Short-term forecasting is probabilistic while long-term forecasting is deterministic. I find the latter easy, even though most experts argue it’s impossible.

Because there are so many variables that influence markets in the short term, I always consider two scenarios… and I turn to two newsletters for some additional insights: Andrew Pancholi at and Stan Harley at

Considering their research, the charts, and my own extensive work, it looks like a good time for a setback after a straight-up rally from the December 26 lows. That was the biggest correction since the one in late 2011, over Greece and the euro crisis.

Before we rang in 2019, the broad markets were down around 20% and the Nasdaq was down 24%, marking the beginning of the Dark Window opportunity I’ve been preaching about.

But nothing goes up – or down – in a straight line. This rally looks like the first wave up, with two more major thrusts still ahead. In fact, the next wave is likely to be as strong as this one was, making substantial new highs by mid-summer. Then we could see S&P 3,500, Dow 33,000, and Nasdaq 10,000 before this bubble finally blows!

Stan Harley has recently commented that it’s a classic Gann pattern of three tops here. That pattern is much more likely to correct next before exploding again to the upside… exactly what I’m expecting for the Dark Window in the next several months.

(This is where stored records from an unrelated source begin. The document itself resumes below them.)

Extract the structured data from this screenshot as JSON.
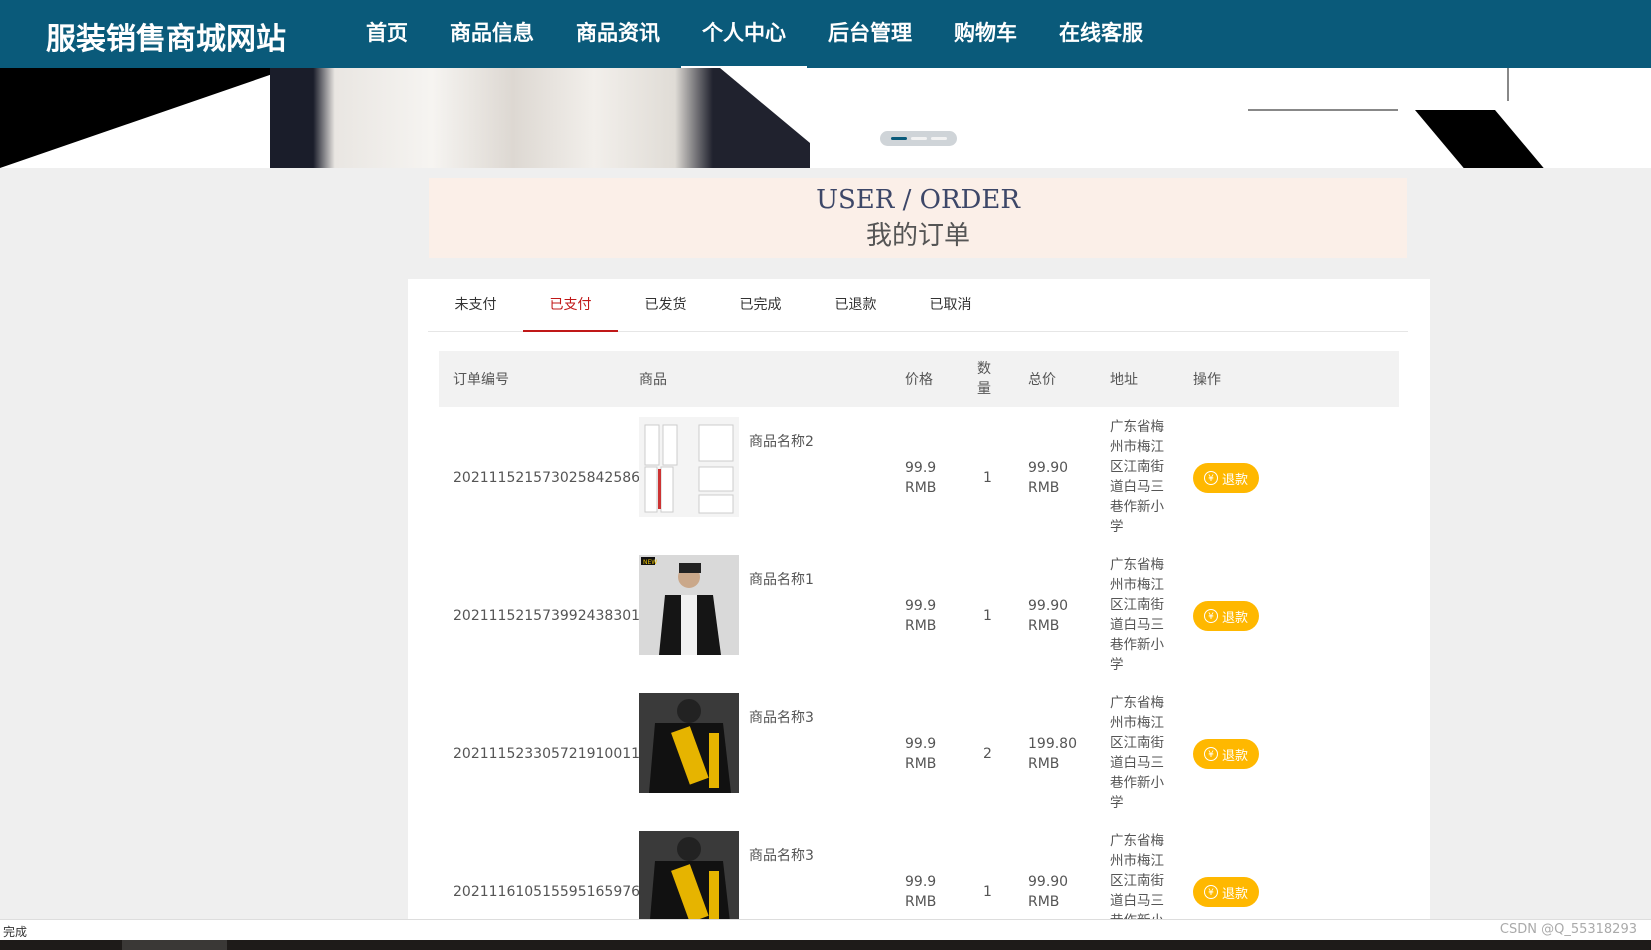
{
  "site": {
    "brand": "服装销售商城网站"
  },
  "nav": [
    "首页",
    "商品信息",
    "商品资讯",
    "个人中心",
    "后台管理",
    "购物车",
    "在线客服"
  ],
  "nav_active": "个人中心",
  "section": {
    "en": "USER / ORDER",
    "zh": "我的订单"
  },
  "tabs": [
    "未支付",
    "已支付",
    "已发货",
    "已完成",
    "已退款",
    "已取消"
  ],
  "tab_active": "已支付",
  "table": {
    "headers": {
      "order_no": "订单编号",
      "product": "商品",
      "price": "价格",
      "qty": "数量",
      "total": "总价",
      "address": "地址",
      "action": "操作"
    },
    "rows": [
      {
        "order_no": "20211152157302584258​6",
        "product": "商品名称2",
        "price": "99.9 RMB",
        "qty": "1",
        "total": "99.90 RMB",
        "address": "广东省梅州市梅江区江南街道白马三巷作新小学",
        "action": "退款",
        "image": "white-tracksuit"
      },
      {
        "order_no": "20211152157399243830​1",
        "product": "商品名称1",
        "price": "99.9 RMB",
        "qty": "1",
        "total": "99.90 RMB",
        "address": "广东省梅州市梅江区江南街道白马三巷作新小学",
        "action": "退款",
        "image": "black-jacket"
      },
      {
        "order_no": "20211152330572191001​1",
        "product": "商品名称3",
        "price": "99.9 RMB",
        "qty": "2",
        "total": "199.80 RMB",
        "address": "广东省梅州市梅江区江南街道白马三巷作新小学",
        "action": "退款",
        "image": "black-yellow-hoodie"
      },
      {
        "order_no": "20211161051559516597​6",
        "product": "商品名称3",
        "price": "99.9 RMB",
        "qty": "1",
        "total": "99.90 RMB",
        "address": "广东省梅州市梅江区江南街道白马三巷作新小",
        "action": "退款",
        "image": "black-yellow-hoodie"
      }
    ]
  },
  "status": {
    "text": "完成",
    "watermark": "CSDN @Q_55318293"
  },
  "colors": {
    "nav_bg": "#0a5a7a",
    "accent": "#c01818",
    "refund": "#ffb800"
  }
}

Most bubbles go out in an orgasmic straight-up rise to major new highs – not a rolling three top scenario like this one. We saw the first more orgasmic-style top in January 2018, then a correction. Up next was the all-time high in September. Then another correction.

Now we’re back up again, retesting those highs in a third top…

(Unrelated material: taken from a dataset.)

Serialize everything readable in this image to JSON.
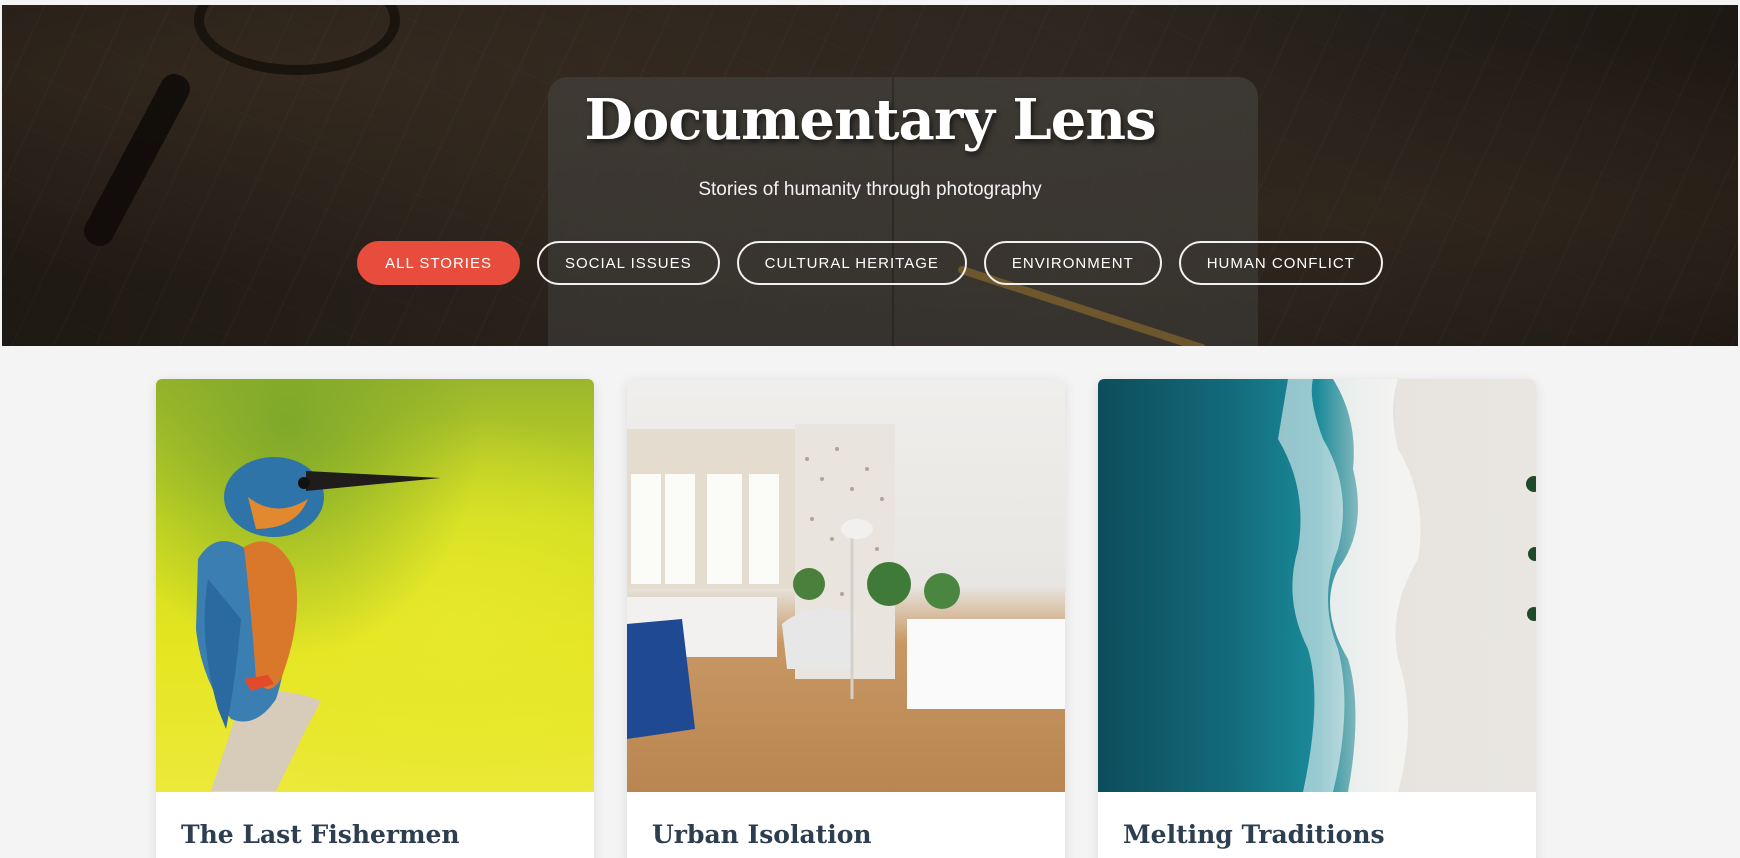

Harley was looking for mid-April to be a short-term turn point, and Andy has some key turn points here as well. But he expected it would be a correction low to buy into. Now he sees it as a high. His most likely scenario is a correction into mid-May. That would be the time to “load up the trucks.”

I would see that scenario most likely going back to recent lows of around 2,722 on the S&P 500. It could keep edging up in its near-term channel I outline first, but not likely past the all-time highs of 2,941 back in September. A break of 2,880 near term would suggest this correction is beginning.

After such a sharp run-up, the next correction could be sharper and deeper. Recall that, for the S&P 500, the line in the sand through its lows back to 2009 would be around 2,347 to 2,350. That is definitely not the most likely scenario at this point.

For now, volume of buying is drying up. I need to see how deep a correction we get here to better gauge credible scenarios for the finale of the Dark Window.

I’ll keep watching and give you my best insights on when to consider adding to your bullish positions, especially in the leading tech stocks that Adam’s model is favoring again…